§ Task instructions: Below are records. Copy every line with "sessions" in it.

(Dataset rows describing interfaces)
·····
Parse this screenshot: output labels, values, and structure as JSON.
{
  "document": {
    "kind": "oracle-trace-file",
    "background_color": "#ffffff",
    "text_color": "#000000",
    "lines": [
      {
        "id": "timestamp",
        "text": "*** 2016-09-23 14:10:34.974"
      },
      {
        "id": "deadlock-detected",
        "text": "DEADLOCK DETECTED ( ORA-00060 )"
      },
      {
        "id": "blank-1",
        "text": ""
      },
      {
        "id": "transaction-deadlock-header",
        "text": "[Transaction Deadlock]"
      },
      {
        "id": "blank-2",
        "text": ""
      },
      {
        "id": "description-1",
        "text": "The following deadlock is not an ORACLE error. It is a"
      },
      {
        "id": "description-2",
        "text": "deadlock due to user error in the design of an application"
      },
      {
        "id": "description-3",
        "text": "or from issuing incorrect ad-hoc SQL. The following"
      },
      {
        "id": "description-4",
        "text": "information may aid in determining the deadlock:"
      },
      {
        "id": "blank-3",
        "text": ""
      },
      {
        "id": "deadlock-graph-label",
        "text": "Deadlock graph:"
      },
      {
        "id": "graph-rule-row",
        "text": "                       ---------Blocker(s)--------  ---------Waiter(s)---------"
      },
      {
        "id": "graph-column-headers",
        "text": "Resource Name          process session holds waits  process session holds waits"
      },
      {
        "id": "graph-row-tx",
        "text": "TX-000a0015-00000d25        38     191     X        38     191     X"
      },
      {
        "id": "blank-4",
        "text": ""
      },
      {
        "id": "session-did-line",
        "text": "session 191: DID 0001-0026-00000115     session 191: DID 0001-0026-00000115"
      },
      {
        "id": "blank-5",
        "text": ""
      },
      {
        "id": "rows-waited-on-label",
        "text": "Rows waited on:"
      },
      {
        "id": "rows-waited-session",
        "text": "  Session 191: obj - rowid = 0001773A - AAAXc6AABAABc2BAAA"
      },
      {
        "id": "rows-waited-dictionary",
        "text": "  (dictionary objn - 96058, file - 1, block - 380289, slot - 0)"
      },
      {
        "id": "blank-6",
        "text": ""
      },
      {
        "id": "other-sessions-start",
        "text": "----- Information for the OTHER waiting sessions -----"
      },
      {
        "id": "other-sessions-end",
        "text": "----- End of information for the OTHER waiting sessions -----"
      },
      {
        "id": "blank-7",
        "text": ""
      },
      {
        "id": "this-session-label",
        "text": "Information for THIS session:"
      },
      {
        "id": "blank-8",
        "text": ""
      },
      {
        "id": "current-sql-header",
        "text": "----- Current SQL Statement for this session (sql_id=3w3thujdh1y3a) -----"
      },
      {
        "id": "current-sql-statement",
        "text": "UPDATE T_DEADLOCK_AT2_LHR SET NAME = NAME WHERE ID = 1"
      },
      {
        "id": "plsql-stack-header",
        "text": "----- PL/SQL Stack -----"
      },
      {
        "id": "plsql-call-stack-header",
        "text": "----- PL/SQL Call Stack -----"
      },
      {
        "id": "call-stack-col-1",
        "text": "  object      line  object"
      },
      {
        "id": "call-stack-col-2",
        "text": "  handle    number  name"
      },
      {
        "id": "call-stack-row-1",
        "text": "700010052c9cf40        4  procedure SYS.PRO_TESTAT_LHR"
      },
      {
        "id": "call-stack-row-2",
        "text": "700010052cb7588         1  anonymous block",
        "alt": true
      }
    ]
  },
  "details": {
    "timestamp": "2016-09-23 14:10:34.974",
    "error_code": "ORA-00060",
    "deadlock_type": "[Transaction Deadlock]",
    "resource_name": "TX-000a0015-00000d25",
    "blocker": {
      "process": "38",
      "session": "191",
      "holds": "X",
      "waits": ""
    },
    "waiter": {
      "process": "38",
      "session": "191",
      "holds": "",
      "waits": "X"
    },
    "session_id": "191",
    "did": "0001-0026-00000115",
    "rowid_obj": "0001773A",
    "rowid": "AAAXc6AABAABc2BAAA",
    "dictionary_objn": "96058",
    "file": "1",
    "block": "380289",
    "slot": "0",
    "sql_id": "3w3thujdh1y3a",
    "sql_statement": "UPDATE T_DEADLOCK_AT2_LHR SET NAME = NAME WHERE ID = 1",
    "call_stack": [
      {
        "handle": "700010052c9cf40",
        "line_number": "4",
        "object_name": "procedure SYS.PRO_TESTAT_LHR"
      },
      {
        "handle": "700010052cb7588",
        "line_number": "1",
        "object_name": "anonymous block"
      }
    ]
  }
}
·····
§ Final answer:
        "id": "other-sessions-start",
        "text": "----- Information for the OTHER waiting sessions -----"
        "id": "other-sessions-end",
        "text": "----- End of information for the OTHER waiting sessions -----"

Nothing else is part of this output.